Second, Disney has structured their tickets and vacation packages in a way that is absolutely ingenious… ingenious in getting Disney as much of your money as possible. After their three day tickets, the price of adding extra days are negligible… less than $10 a day per ticket. This is brilliant, in that it leads many people to extend their vacations and locks them into Disney… why spend $100+ dollars on tickets to Universal Studios or Sea World, when you can go to another Disney park for less than $10? A day that you will be spending money on food, toys, drinks… money that all goes to Disney.
Disney’s Magical Express, which (for free) picks you up from the airport and takes you straight to your resort, is another part of that same strategy. It’s something that you can view as an absolute positive… until you realize that you’re “trapped” on Disney property your entire vacation (unless you call a taxi or buy a rental car).
Third, if you go in summer… be prepared to sweat, especially at Walt Disney World in Orlando. That, and the huge crowds, make a “pleasant” experience nearly impossible.

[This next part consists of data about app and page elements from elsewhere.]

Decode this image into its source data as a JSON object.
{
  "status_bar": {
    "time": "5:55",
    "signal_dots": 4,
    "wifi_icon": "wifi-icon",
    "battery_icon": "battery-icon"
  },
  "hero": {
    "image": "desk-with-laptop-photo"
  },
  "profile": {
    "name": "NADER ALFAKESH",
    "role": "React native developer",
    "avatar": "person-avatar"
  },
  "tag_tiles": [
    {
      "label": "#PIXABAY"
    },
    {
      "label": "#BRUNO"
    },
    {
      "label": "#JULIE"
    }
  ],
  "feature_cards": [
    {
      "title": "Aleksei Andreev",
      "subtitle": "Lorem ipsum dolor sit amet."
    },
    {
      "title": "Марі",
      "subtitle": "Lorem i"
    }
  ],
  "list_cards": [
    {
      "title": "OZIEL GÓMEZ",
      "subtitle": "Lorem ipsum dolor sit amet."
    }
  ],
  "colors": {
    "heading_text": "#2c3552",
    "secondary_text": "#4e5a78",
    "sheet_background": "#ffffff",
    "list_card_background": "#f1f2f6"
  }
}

As big as the Disney park is, you are going to have uncomfortable experiences and situations happen if you go to the park at “peak season.” You’ll also pay more for the privilege.
Fourth, if you want to get the most out of a vacation at a Disney Park, you MUST PLAN your days. You need to make your dining reservations months in advance (seriously – the most popular restaurants book up over 60 days ahead of time) and you need to try and hit all the most popular rides at “rope drop”, otherwise you will probably not get to ride them because of high demand. Many people want a vacation to be… well, a vacation. Disney ain’t like that. To get the most out of a Disney vacation, you need to structure your days and your nights and schedule things out. I’ve gone with family members who had NO IDEA how hard it was to get last-minute dining reservations and to get onto their favorite rides, and because of that they spent a lot of time in lines and eating extremely average counter service meals (that still cost a pretty penny).
Finally, in every resort and throughout their parks Disney promotes the Disney Vacation Club, which is a VERY expensive timeshare that makes Disney a lot of money, with (in my opinion) very little value provided to the buyer of said timeshare. Try not to get trapped into a conversation with a DVC salesperson… you’ll end up potentially losing hours away from your vacation trapped in a sales pitch.